The Pinyin conversion refers to the machine conversion of the Chinese bibliographic records from the Wade-Giles1 to the Pinyin2 romanization system. All libraries in North America have recognized Pinyin as the standard romanization scheme for Chinese records, and started cataloging according to the new Chinese Romanization Guidelines released by LC since Oct. 1, 2000. The national Pinyin Conversion Project, conducted by a joint effort among the Library of Congress (LC), the Research Libraries Group (RLG), and the Online Computer Library Center (OCLC), was officially completed on April 1, 2001. The Chinese bibliographic and authority records in the OCLC and RLG databases were accordingly converted to the Pinyin system. At IU, we have followed the national practice of creating cataloging and acquisitions records for Chinese materials from day one, Oct. 1, 2000.

Thanks to the successful work by the Technical Services, our local library online database, IUCAT, contains primarily Pinyin records. Both Chinese monograph and serials records were converted to the Pinyin romanization System.

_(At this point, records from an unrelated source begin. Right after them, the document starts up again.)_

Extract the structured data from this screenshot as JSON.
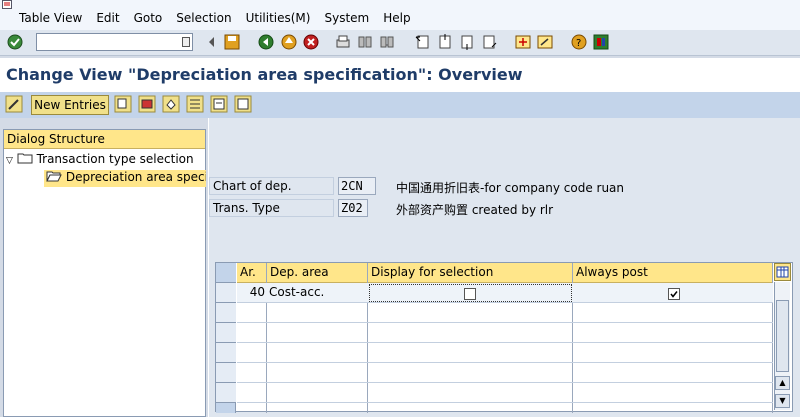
{
  "menu": {
    "items": [
      "Table View",
      "Edit",
      "Goto",
      "Selection",
      "Utilities(M)",
      "System",
      "Help"
    ]
  },
  "toolbar": {
    "command_value": "",
    "icons": [
      "enter-icon",
      "back-icon",
      "save-icon",
      "back-green-icon",
      "exit-icon",
      "cancel-icon",
      "print-icon",
      "find-icon",
      "find-next-icon",
      "first-page-icon",
      "prev-page-icon",
      "next-page-icon",
      "last-page-icon",
      "new-session-icon",
      "shortcut-icon",
      "help-icon",
      "layout-icon"
    ]
  },
  "title": "Change View \"Depreciation area specification\": Overview",
  "app_toolbar": {
    "new_entries": "New Entries"
  },
  "dialog_structure": {
    "header": "Dialog Structure",
    "items": [
      {
        "label": "Transaction type selection"
      },
      {
        "label": "Depreciation area specifi"
      }
    ]
  },
  "fields": {
    "chart_label": "Chart of dep.",
    "chart_value": "2CN",
    "chart_desc": "中国通用折旧表-for company code ruan",
    "trans_label": "Trans. Type",
    "trans_value": "Z02",
    "trans_desc": "外部资产购置 created by rlr"
  },
  "table": {
    "columns": [
      "Ar.",
      "Dep. area",
      "Display for selection",
      "Always post"
    ],
    "rows": [
      {
        "ar": "40",
        "dep_area": "Cost-acc.",
        "display": false,
        "always_post": true
      }
    ]
  }
}
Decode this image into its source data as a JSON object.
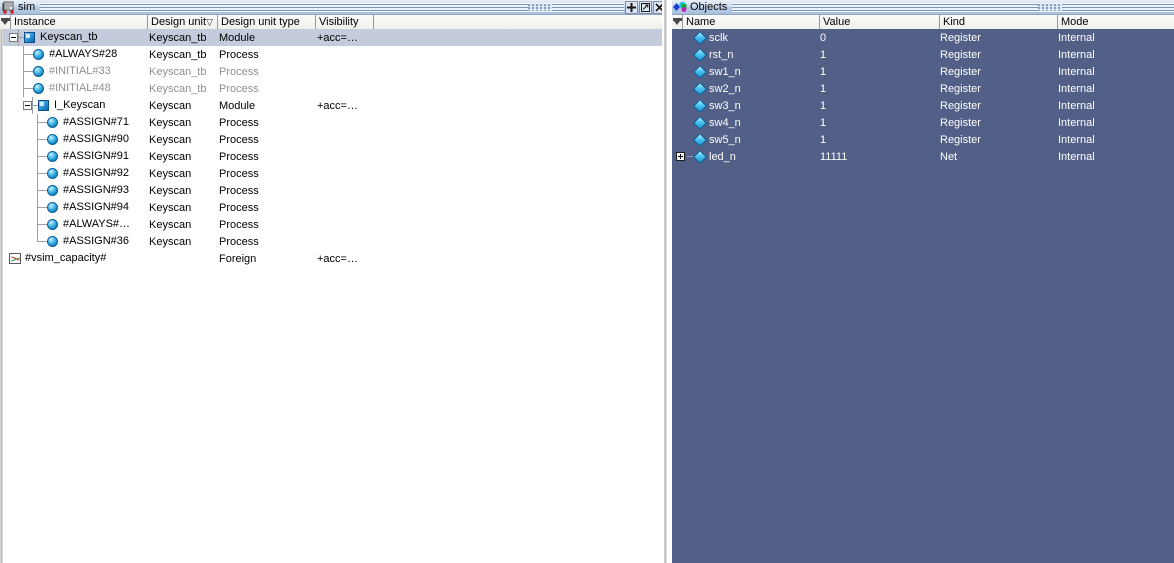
{
  "sim_panel": {
    "title": "sim",
    "icon": "library-structure-icon",
    "titlebar_buttons": [
      {
        "name": "move-button",
        "glyph": "+"
      },
      {
        "name": "undock-button",
        "glyph": "❐"
      },
      {
        "name": "close-button",
        "glyph": "✕"
      }
    ],
    "columns": [
      {
        "label": "Instance",
        "sorted": false
      },
      {
        "label": "Design unit",
        "sorted": true,
        "sort_glyph": "▽"
      },
      {
        "label": "Design unit type",
        "sorted": false
      },
      {
        "label": "Visibility",
        "sorted": false
      }
    ],
    "rows": [
      {
        "instance": "Keyscan_tb",
        "design_unit": "Keyscan_tb",
        "type": "Module",
        "visibility": "+acc=…",
        "depth": 0,
        "icon": "module-icon",
        "expander": "minus",
        "selected": true,
        "dim": false
      },
      {
        "instance": "#ALWAYS#28",
        "design_unit": "Keyscan_tb",
        "type": "Process",
        "visibility": "",
        "depth": 1,
        "icon": "process-icon",
        "expander": "none",
        "selected": false,
        "dim": false
      },
      {
        "instance": "#INITIAL#33",
        "design_unit": "Keyscan_tb",
        "type": "Process",
        "visibility": "",
        "depth": 1,
        "icon": "process-icon",
        "expander": "none",
        "selected": false,
        "dim": true
      },
      {
        "instance": "#INITIAL#48",
        "design_unit": "Keyscan_tb",
        "type": "Process",
        "visibility": "",
        "depth": 1,
        "icon": "process-icon",
        "expander": "none",
        "selected": false,
        "dim": true
      },
      {
        "instance": "I_Keyscan",
        "design_unit": "Keyscan",
        "type": "Module",
        "visibility": "+acc=…",
        "depth": 1,
        "icon": "module-icon",
        "expander": "minus",
        "selected": false,
        "dim": false
      },
      {
        "instance": "#ASSIGN#71",
        "design_unit": "Keyscan",
        "type": "Process",
        "visibility": "",
        "depth": 2,
        "icon": "process-icon",
        "expander": "none",
        "selected": false,
        "dim": false
      },
      {
        "instance": "#ASSIGN#90",
        "design_unit": "Keyscan",
        "type": "Process",
        "visibility": "",
        "depth": 2,
        "icon": "process-icon",
        "expander": "none",
        "selected": false,
        "dim": false
      },
      {
        "instance": "#ASSIGN#91",
        "design_unit": "Keyscan",
        "type": "Process",
        "visibility": "",
        "depth": 2,
        "icon": "process-icon",
        "expander": "none",
        "selected": false,
        "dim": false
      },
      {
        "instance": "#ASSIGN#92",
        "design_unit": "Keyscan",
        "type": "Process",
        "visibility": "",
        "depth": 2,
        "icon": "process-icon",
        "expander": "none",
        "selected": false,
        "dim": false
      },
      {
        "instance": "#ASSIGN#93",
        "design_unit": "Keyscan",
        "type": "Process",
        "visibility": "",
        "depth": 2,
        "icon": "process-icon",
        "expander": "none",
        "selected": false,
        "dim": false
      },
      {
        "instance": "#ASSIGN#94",
        "design_unit": "Keyscan",
        "type": "Process",
        "visibility": "",
        "depth": 2,
        "icon": "process-icon",
        "expander": "none",
        "selected": false,
        "dim": false
      },
      {
        "instance": "#ALWAYS#…",
        "design_unit": "Keyscan",
        "type": "Process",
        "visibility": "",
        "depth": 2,
        "icon": "process-icon",
        "expander": "none",
        "selected": false,
        "dim": false
      },
      {
        "instance": "#ASSIGN#36",
        "design_unit": "Keyscan",
        "type": "Process",
        "visibility": "",
        "depth": 2,
        "icon": "process-icon",
        "expander": "none",
        "selected": false,
        "dim": false
      },
      {
        "instance": "#vsim_capacity#",
        "design_unit": "",
        "type": "Foreign",
        "visibility": "+acc=…",
        "depth": 0,
        "icon": "foreign-icon",
        "expander": "none",
        "selected": false,
        "dim": false
      }
    ]
  },
  "objects_panel": {
    "title": "Objects",
    "icon": "objects-shapes-icon",
    "columns": [
      {
        "label": "Name"
      },
      {
        "label": "Value"
      },
      {
        "label": "Kind"
      },
      {
        "label": "Mode"
      }
    ],
    "rows": [
      {
        "name": "sclk",
        "value": "0",
        "kind": "Register",
        "mode": "Internal",
        "icon": "signal-diamond-icon",
        "expander": "none"
      },
      {
        "name": "rst_n",
        "value": "1",
        "kind": "Register",
        "mode": "Internal",
        "icon": "signal-diamond-icon",
        "expander": "none"
      },
      {
        "name": "sw1_n",
        "value": "1",
        "kind": "Register",
        "mode": "Internal",
        "icon": "signal-diamond-icon",
        "expander": "none"
      },
      {
        "name": "sw2_n",
        "value": "1",
        "kind": "Register",
        "mode": "Internal",
        "icon": "signal-diamond-icon",
        "expander": "none"
      },
      {
        "name": "sw3_n",
        "value": "1",
        "kind": "Register",
        "mode": "Internal",
        "icon": "signal-diamond-icon",
        "expander": "none"
      },
      {
        "name": "sw4_n",
        "value": "1",
        "kind": "Register",
        "mode": "Internal",
        "icon": "signal-diamond-icon",
        "expander": "none"
      },
      {
        "name": "sw5_n",
        "value": "1",
        "kind": "Register",
        "mode": "Internal",
        "icon": "signal-diamond-icon",
        "expander": "none"
      },
      {
        "name": "led_n",
        "value": "11111",
        "kind": "Net",
        "mode": "Internal",
        "icon": "signal-diamond-icon",
        "expander": "plus"
      }
    ]
  },
  "colors": {
    "sim_background": "#ffffff",
    "objects_background": "#525f87",
    "selection": "#c3cbdc",
    "header": "#f1f1ee",
    "titlebar": "#b9cce4",
    "dim_text": "#8f8f8f"
  }
}
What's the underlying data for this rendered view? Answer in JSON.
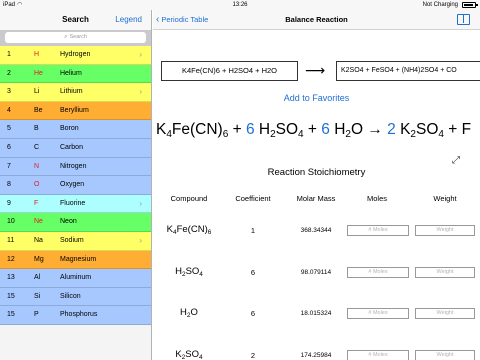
{
  "status_bar": {
    "carrier": "iPad",
    "wifi_icon": "wifi-icon",
    "time": "13:26",
    "charging": "Not Charging",
    "battery_level": 0.9
  },
  "sidebar": {
    "title": "Search",
    "legend_label": "Legend",
    "search_placeholder": "Search",
    "elements": [
      {
        "num": "1",
        "sym": "H",
        "name": "Hydrogen",
        "color": "#ffff66",
        "sym_color": "#e02020",
        "chevron": true
      },
      {
        "num": "2",
        "sym": "He",
        "name": "Helium",
        "color": "#66ff66",
        "sym_color": "#e02020",
        "chevron": false
      },
      {
        "num": "3",
        "sym": "Li",
        "name": "Lithium",
        "color": "#ffff66",
        "sym_color": "#000000",
        "chevron": true
      },
      {
        "num": "4",
        "sym": "Be",
        "name": "Beryllium",
        "color": "#ffad33",
        "sym_color": "#000000",
        "chevron": false
      },
      {
        "num": "5",
        "sym": "B",
        "name": "Boron",
        "color": "#a6c8ff",
        "sym_color": "#000000",
        "chevron": false
      },
      {
        "num": "6",
        "sym": "C",
        "name": "Carbon",
        "color": "#a6c8ff",
        "sym_color": "#000000",
        "chevron": false
      },
      {
        "num": "7",
        "sym": "N",
        "name": "Nitrogen",
        "color": "#a6c8ff",
        "sym_color": "#e02020",
        "chevron": false
      },
      {
        "num": "8",
        "sym": "O",
        "name": "Oxygen",
        "color": "#a6c8ff",
        "sym_color": "#e02020",
        "chevron": false
      },
      {
        "num": "9",
        "sym": "F",
        "name": "Fluorine",
        "color": "#adffff",
        "sym_color": "#e02020",
        "chevron": true
      },
      {
        "num": "10",
        "sym": "Ne",
        "name": "Neon",
        "color": "#66ff66",
        "sym_color": "#e02020",
        "chevron": false
      },
      {
        "num": "11",
        "sym": "Na",
        "name": "Sodium",
        "color": "#ffff66",
        "sym_color": "#000000",
        "chevron": true
      },
      {
        "num": "12",
        "sym": "Mg",
        "name": "Magnesium",
        "color": "#ffad33",
        "sym_color": "#000000",
        "chevron": false
      },
      {
        "num": "13",
        "sym": "Al",
        "name": "Aluminum",
        "color": "#a6c8ff",
        "sym_color": "#000000",
        "chevron": false
      },
      {
        "num": "15",
        "sym": "Si",
        "name": "Silicon",
        "color": "#a6c8ff",
        "sym_color": "#000000",
        "chevron": false
      },
      {
        "num": "15",
        "sym": "P",
        "name": "Phosphorus",
        "color": "#a6c8ff",
        "sym_color": "#000000",
        "chevron": false
      }
    ]
  },
  "nav": {
    "back_label": "Periodic Table",
    "title": "Balance Reaction",
    "book_icon": "book-icon"
  },
  "reaction": {
    "input": "K4Fe(CN)6 + H2SO4 + H2O",
    "arrow": "⟶",
    "output": "K2SO4 + FeSO4 + (NH4)2SO4 + CO",
    "add_favorites": "Add to Favorites",
    "balanced_parts": [
      {
        "t": "K"
      },
      {
        "s": "4"
      },
      {
        "t": "Fe(CN)"
      },
      {
        "s": "6"
      },
      {
        "t": " + "
      },
      {
        "c": "6"
      },
      {
        "t": " H"
      },
      {
        "s": "2"
      },
      {
        "t": "SO"
      },
      {
        "s": "4"
      },
      {
        "t": " + "
      },
      {
        "c": "6"
      },
      {
        "t": " H"
      },
      {
        "s": "2"
      },
      {
        "t": "O → "
      },
      {
        "c": "2"
      },
      {
        "t": " K"
      },
      {
        "s": "2"
      },
      {
        "t": "SO"
      },
      {
        "s": "4"
      },
      {
        "t": " + F"
      }
    ],
    "expand_icon": "expand-icon"
  },
  "stoichiometry": {
    "title": "Reaction Stoichiometry",
    "columns": [
      "Compound",
      "Coefficient",
      "Molar Mass",
      "Moles",
      "Weight"
    ],
    "moles_placeholder": "# Moles",
    "weight_placeholder": "Weight",
    "rows": [
      {
        "compound": [
          {
            "t": "K"
          },
          {
            "s": "4"
          },
          {
            "t": "Fe(CN)"
          },
          {
            "s": "6"
          }
        ],
        "coefficient": "1",
        "molar_mass": "368.34344"
      },
      {
        "compound": [
          {
            "t": "H"
          },
          {
            "s": "2"
          },
          {
            "t": "SO"
          },
          {
            "s": "4"
          }
        ],
        "coefficient": "6",
        "molar_mass": "98.079114"
      },
      {
        "compound": [
          {
            "t": "H"
          },
          {
            "s": "2"
          },
          {
            "t": "O"
          }
        ],
        "coefficient": "6",
        "molar_mass": "18.015324"
      },
      {
        "compound": [
          {
            "t": "K"
          },
          {
            "s": "2"
          },
          {
            "t": "SO"
          },
          {
            "s": "4"
          }
        ],
        "coefficient": "2",
        "molar_mass": "174.25984"
      }
    ]
  }
}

To learn more about the Pinyin conversion and the related documentation, please visit LC's, OCLC CJK Users Group's, and Council on East Asian Libraries' Pinyin Conversion Web sites at:

1. The Wade-Giles romanization system, named after Thomas F. Wade and Herbert A. Giles, was widely used in English publications until 1979, and by libraries in North America until October 2000.

2. The Pinyin system was developed in China in the late 1950s. Used by the United Nations, institutes of higher education, and most of the Western world's media, Pinyin became the standard for the US Government in the late 1970s. It was not until 1997 that the Library of Congress officially decided to adopt the Pinyin as a standard for romanizing Chinese. A large-scale conversion project has been in place since then.





Wen-ling Liu
June 12, 2014